Not a member yet? Register now and get started.

lock and key

Sign in to your account.

Account Login

Forgot your password?

Where Are the Egyptian Jews?

16 Feb Posted by in • Rachel Wahba | 5 comments
Where Are the Egyptian Jews?

You will find no Jews in Tahrir Square. Or in Mansoura, where Grandfather Wahba had a drug store. I scan the architecture on CNN looking past the screaming demonstrators. I want to see Egypt, Dad’s Egypt, and imagine what he would be saying about the situation today, almost four years since he died.

Egypt is in the news and how I miss my father.

I see “Rioting in Mansoura, Cairo, Alexandria,” flash on the news. Cities that were home to my dad at different points in his life.

Born to an old Egyptian family in Mansoura, “The Wahbas were real (not transplants from another country), Egyptians” he bragged. They were indigenous to the land, originally farmers, peasants—in Midghram.

When President Obama spoke in Cairo, he didn’t ask, “Where are your Jews”? Once not so long ago Egyptian Jews were an integral part of Egypt’s infrastructure. Obama did mention the Copts (Egypt’s Christians), another indigenous group who suffer discrimination.  He asked for “tolerance”.

ASK WHERE ARE THE JEWS WHO LIVED HERE FOR THOUSANDS OF YEARS. I wanted to break through his eloquence. But yelling at the TV is not my style.

And now I shall deliver some mostly ignored facts and have my own Tahrir Square experience:

In 1948 there were 75,000 Jews in Egypt. After the expulsion in l956 during Nasser’s reign, most of Egypt’s Jews were forced to flee. My grandfather had to sign a document saying he would never return. A variety of creative humiliations accompanied the confiscation of any property.  Nothing of monetary value was allowed out except one suitcase of clothing. Penniless, the majority of Egyptian Jews ended up in transit camps in Israel.

A wave of expulsions of Arab Jews from all over the Middle East and North Africa numbered in the tens of thousands:

Financially ripped off and exiled from their native lands, some since Biblical times: Aden (8,000), Algeria (140,000), Iraq (135,000), Lebanon (5,000), Libya (38,000), Morocco (265,000), Tunisia (105,000) and Yemen, (55,000).

The total count? 800,000. Kicked out with all their possessions confiscated. The world did not scream and there was no CNN, and I don’t know if the refugees made it into the Movie Reel News.

No, there are no Jews demonstrating in Mansoura or Tahrir Square today. No Egyptian Jews strolling the Corniche in Alexandria.

In 2005 there were approximately 100 old Jews left in Egypt.

And I imagine most are dead or too old to walk today.

So what next?

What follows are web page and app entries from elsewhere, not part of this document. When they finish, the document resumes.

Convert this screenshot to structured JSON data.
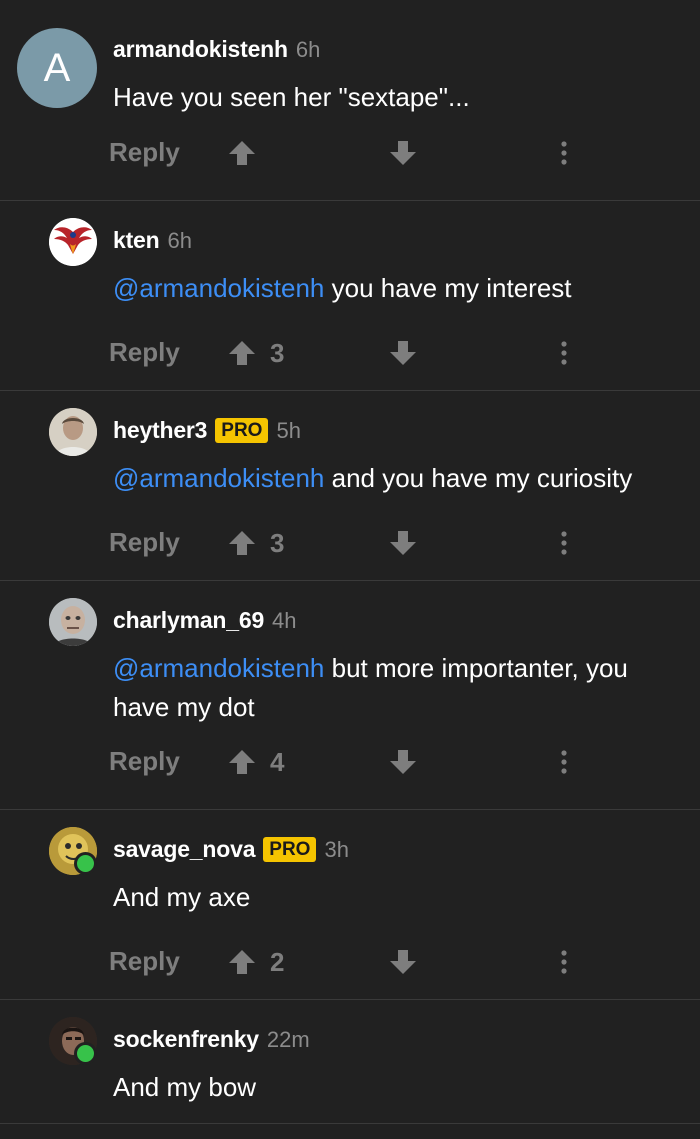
{
  "actions": {
    "reply_label": "Reply"
  },
  "colors": {
    "background": "#212121",
    "mention": "#3d8ef5",
    "pro_badge": "#f5c400",
    "online": "#37c24a",
    "muted": "#7e7e7e"
  },
  "comments": [
    {
      "username": "armandokistenh",
      "time": "6h",
      "avatar_letter": "A",
      "text": "Have you seen her \"sextape\"...",
      "upvotes": ""
    },
    {
      "username": "kten",
      "time": "6h",
      "mention": "@armandokistenh",
      "text": " you have my interest",
      "upvotes": "3"
    },
    {
      "username": "heyther3",
      "badge": "PRO",
      "time": "5h",
      "mention": "@armandokistenh",
      "text": " and you have my curiosity",
      "upvotes": "3"
    },
    {
      "username": "charlyman_69",
      "time": "4h",
      "mention": "@armandokistenh",
      "text": " but more importanter, you have my dot",
      "upvotes": "4"
    },
    {
      "username": "savage_nova",
      "badge": "PRO",
      "time": "3h",
      "text": "And my axe",
      "upvotes": "2"
    },
    {
      "username": "sockenfrenky",
      "time": "22m",
      "text": "And my bow"
    }
  ]
}
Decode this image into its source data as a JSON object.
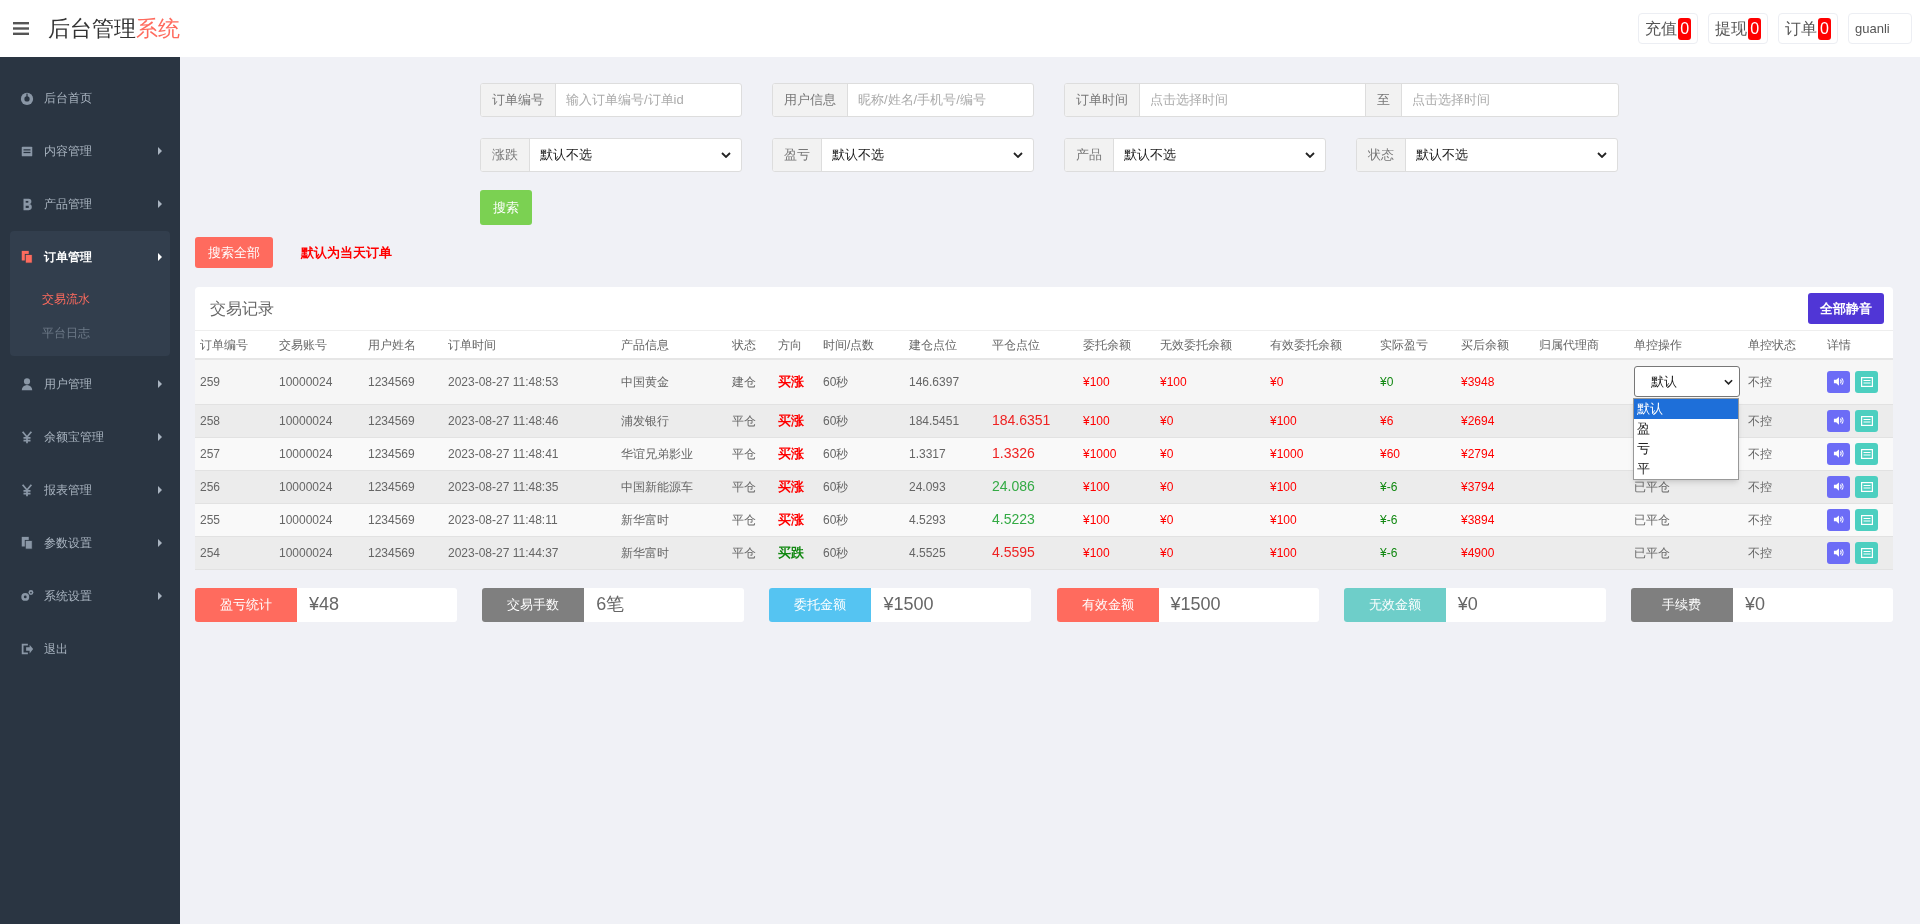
{
  "header": {
    "title": "后台管理",
    "title_accent": "系统",
    "badges": [
      {
        "label": "充值",
        "count": "0"
      },
      {
        "label": "提现",
        "count": "0"
      },
      {
        "label": "订单",
        "count": "0"
      }
    ],
    "user": "guanli"
  },
  "sidebar": {
    "items": [
      {
        "label": "后台首页",
        "expandable": false,
        "expanded": false
      },
      {
        "label": "内容管理",
        "expandable": true,
        "expanded": false
      },
      {
        "label": "产品管理",
        "expandable": true,
        "expanded": false
      },
      {
        "label": "订单管理",
        "expandable": true,
        "expanded": true,
        "children": [
          {
            "label": "交易流水",
            "selected": true
          },
          {
            "label": "平台日志",
            "selected": false
          }
        ]
      },
      {
        "label": "用户管理",
        "expandable": true,
        "expanded": false
      },
      {
        "label": "余额宝管理",
        "expandable": true,
        "expanded": false
      },
      {
        "label": "报表管理",
        "expandable": true,
        "expanded": false
      },
      {
        "label": "参数设置",
        "expandable": true,
        "expanded": false
      },
      {
        "label": "系统设置",
        "expandable": true,
        "expanded": false
      },
      {
        "label": "退出",
        "expandable": false,
        "expanded": false
      }
    ]
  },
  "filters": {
    "text_fields": [
      {
        "label": "订单编号",
        "placeholder": "输入订单编号/订单id"
      },
      {
        "label": "用户信息",
        "placeholder": "昵称/姓名/手机号/编号"
      },
      {
        "label": "订单时间",
        "placeholder": "点击选择时间",
        "separator": "至",
        "placeholder_end": "点击选择时间"
      }
    ],
    "selects": [
      {
        "label": "涨跌",
        "value": "默认不选"
      },
      {
        "label": "盈亏",
        "value": "默认不选"
      },
      {
        "label": "产品",
        "value": "默认不选"
      },
      {
        "label": "状态",
        "value": "默认不选"
      }
    ],
    "search_button": "搜索"
  },
  "search_all_button": "搜索全部",
  "note": "默认为当天订单",
  "table": {
    "title": "交易记录",
    "mute_all_button": "全部静音",
    "columns": [
      "订单编号",
      "交易账号",
      "用户姓名",
      "订单时间",
      "产品信息",
      "状态",
      "方向",
      "时间/点数",
      "建仓点位",
      "平仓点位",
      "委托余额",
      "无效委托余额",
      "有效委托余额",
      "实际盈亏",
      "买后余额",
      "归属代理商",
      "单控操作",
      "单控状态",
      "详情"
    ],
    "rows": [
      {
        "id": "259",
        "account": "10000024",
        "user": "1234569",
        "time": "2023-08-27 11:48:53",
        "product": "中国黄金",
        "status": "建仓",
        "direction": {
          "text": "买涨",
          "color": "#ff0000"
        },
        "duration": "60秒",
        "open_price": "146.6397",
        "entrust": "¥100",
        "invalid": "¥100",
        "valid": "¥0",
        "pnl": {
          "text": "¥0",
          "color": "#118811"
        },
        "balance": "¥3948",
        "control": {
          "kind": "select",
          "value": "默认"
        },
        "control_state": "不控"
      },
      {
        "id": "258",
        "account": "10000024",
        "user": "1234569",
        "time": "2023-08-27 11:48:46",
        "product": "浦发银行",
        "status": "平仓",
        "direction": {
          "text": "买涨",
          "color": "#ff0000"
        },
        "duration": "60秒",
        "open_price": "184.5451",
        "close_price": {
          "text": "184.6351",
          "color": "#ee2222"
        },
        "entrust": "¥100",
        "invalid": "¥0",
        "valid": "¥100",
        "pnl": {
          "text": "¥6",
          "color": "#ff0000"
        },
        "balance": "¥2694",
        "control_state": "不控"
      },
      {
        "id": "257",
        "account": "10000024",
        "user": "1234569",
        "time": "2023-08-27 11:48:41",
        "product": "华谊兄弟影业",
        "status": "平仓",
        "direction": {
          "text": "买涨",
          "color": "#ff0000"
        },
        "duration": "60秒",
        "open_price": "1.3317",
        "close_price": {
          "text": "1.3326",
          "color": "#ee2222"
        },
        "entrust": "¥1000",
        "invalid": "¥0",
        "valid": "¥1000",
        "pnl": {
          "text": "¥60",
          "color": "#ff0000"
        },
        "balance": "¥2794",
        "control_state": "不控"
      },
      {
        "id": "256",
        "account": "10000024",
        "user": "1234569",
        "time": "2023-08-27 11:48:35",
        "product": "中国新能源车",
        "status": "平仓",
        "direction": {
          "text": "买涨",
          "color": "#ff0000"
        },
        "duration": "60秒",
        "open_price": "24.093",
        "close_price": {
          "text": "24.086",
          "color": "#33aa44"
        },
        "entrust": "¥100",
        "invalid": "¥0",
        "valid": "¥100",
        "pnl": {
          "text": "¥-6",
          "color": "#118811"
        },
        "balance": "¥3794",
        "control": {
          "kind": "text",
          "text": "已平仓"
        },
        "control_state": "不控"
      },
      {
        "id": "255",
        "account": "10000024",
        "user": "1234569",
        "time": "2023-08-27 11:48:11",
        "product": "新华富时",
        "status": "平仓",
        "direction": {
          "text": "买涨",
          "color": "#ff0000"
        },
        "duration": "60秒",
        "open_price": "4.5293",
        "close_price": {
          "text": "4.5223",
          "color": "#33aa44"
        },
        "entrust": "¥100",
        "invalid": "¥0",
        "valid": "¥100",
        "pnl": {
          "text": "¥-6",
          "color": "#118811"
        },
        "balance": "¥3894",
        "control": {
          "kind": "text",
          "text": "已平仓"
        },
        "control_state": "不控"
      },
      {
        "id": "254",
        "account": "10000024",
        "user": "1234569",
        "time": "2023-08-27 11:44:37",
        "product": "新华富时",
        "status": "平仓",
        "direction": {
          "text": "买跌",
          "color": "#118811"
        },
        "duration": "60秒",
        "open_price": "4.5525",
        "close_price": {
          "text": "4.5595",
          "color": "#ee2222"
        },
        "entrust": "¥100",
        "invalid": "¥0",
        "valid": "¥100",
        "pnl": {
          "text": "¥-6",
          "color": "#118811"
        },
        "balance": "¥4900",
        "control": {
          "kind": "text",
          "text": "已平仓"
        },
        "control_state": "不控"
      }
    ]
  },
  "control_dropdown": {
    "options": [
      {
        "label": "默认",
        "selected": true
      },
      {
        "label": "盈",
        "selected": false
      },
      {
        "label": "亏",
        "selected": false
      },
      {
        "label": "平",
        "selected": false
      }
    ]
  },
  "stats": [
    {
      "label": "盈亏统计",
      "value": "¥48",
      "color": "#ff6b5e"
    },
    {
      "label": "交易手数",
      "value": "6笔",
      "color": "#7f7f7f"
    },
    {
      "label": "委托金额",
      "value": "¥1500",
      "color": "#55c4f2"
    },
    {
      "label": "有效金额",
      "value": "¥1500",
      "color": "#ff6b5e"
    },
    {
      "label": "无效金额",
      "value": "¥0",
      "color": "#6ecec9"
    },
    {
      "label": "手续费",
      "value": "¥0",
      "color": "#7f7f7f"
    }
  ]
}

Israel is home to most Jews from Arab lands today. They are long out of the maabarot, the transit camps. They are grandparents and great grandparents to children who serve in the Israeli army.

Egyptian Jews are watching the news, perhaps also scanning the once familiar landscape. They utter “Inshallah,” God willing, may this uprising end well.

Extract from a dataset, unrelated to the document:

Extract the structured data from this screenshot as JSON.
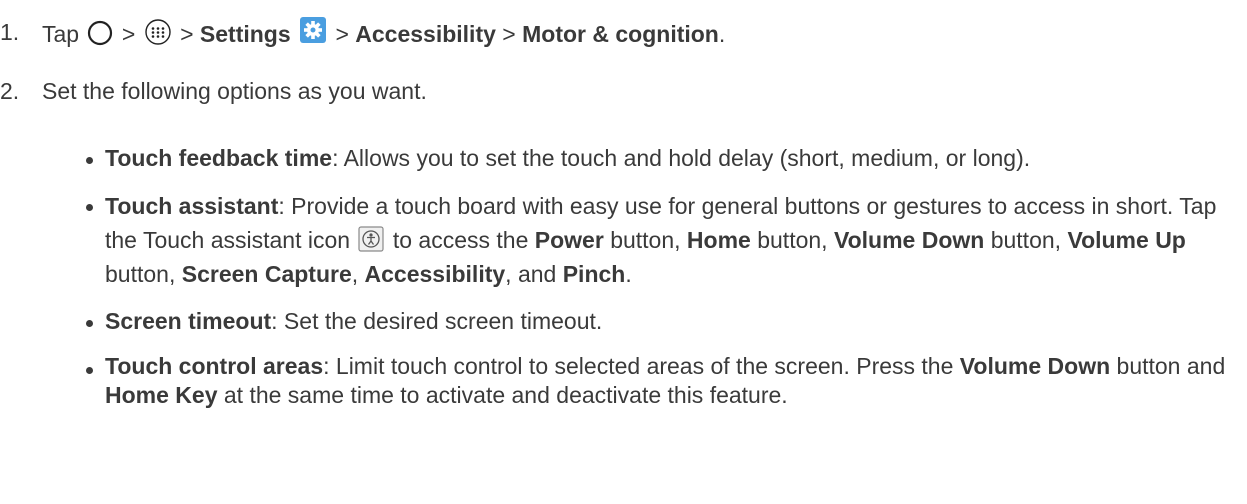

I, too, from my safe home in America, pray, Inshallah, may it end well, and Israel be safe.

Published with permission of

Print Friendly, PDF & Email

Share this:
  • Digg
  • Facebook
  • Twitter
  • Google Bookmarks



  • Kim Reed says:

    Last night I asked a class of sociology students to form pairs in Race and Ethnic Relations to read this post and your previous post about your mother to one another. It was very powerful. No one had ever heard about the expulsion of Jews from Egypt or middle eastern countries. This raised consciousness and questions and several students wanted to know more about this history.

  • Doug Moorhead says:

    Rachel, your writing is so amazing. Post-like in length, yet novel like in depth, biblical in it’s depth and poetry, apophatic in it’s rage, and, as I knew your father, ever so slightly, in his sweet, insistant poetry and gentleness which must have also come out of that birthing ground and the Jewish families of Mansoura and Midghram. Thanks for putting this into words. Doug.

  • rachel wahba says:

    kim, martin gilbert’s new book
    “in ishmael’s house” is a great resource. very readable and he has been at this for a long time, writing about jewish history —not just european jewish history.

  • Mark says:

    Hey guys,

    Check out this new passover video on youtube.
    Its filmed in Israel and very inspirational music!

  • rachel wahba says:

    love it love you thanks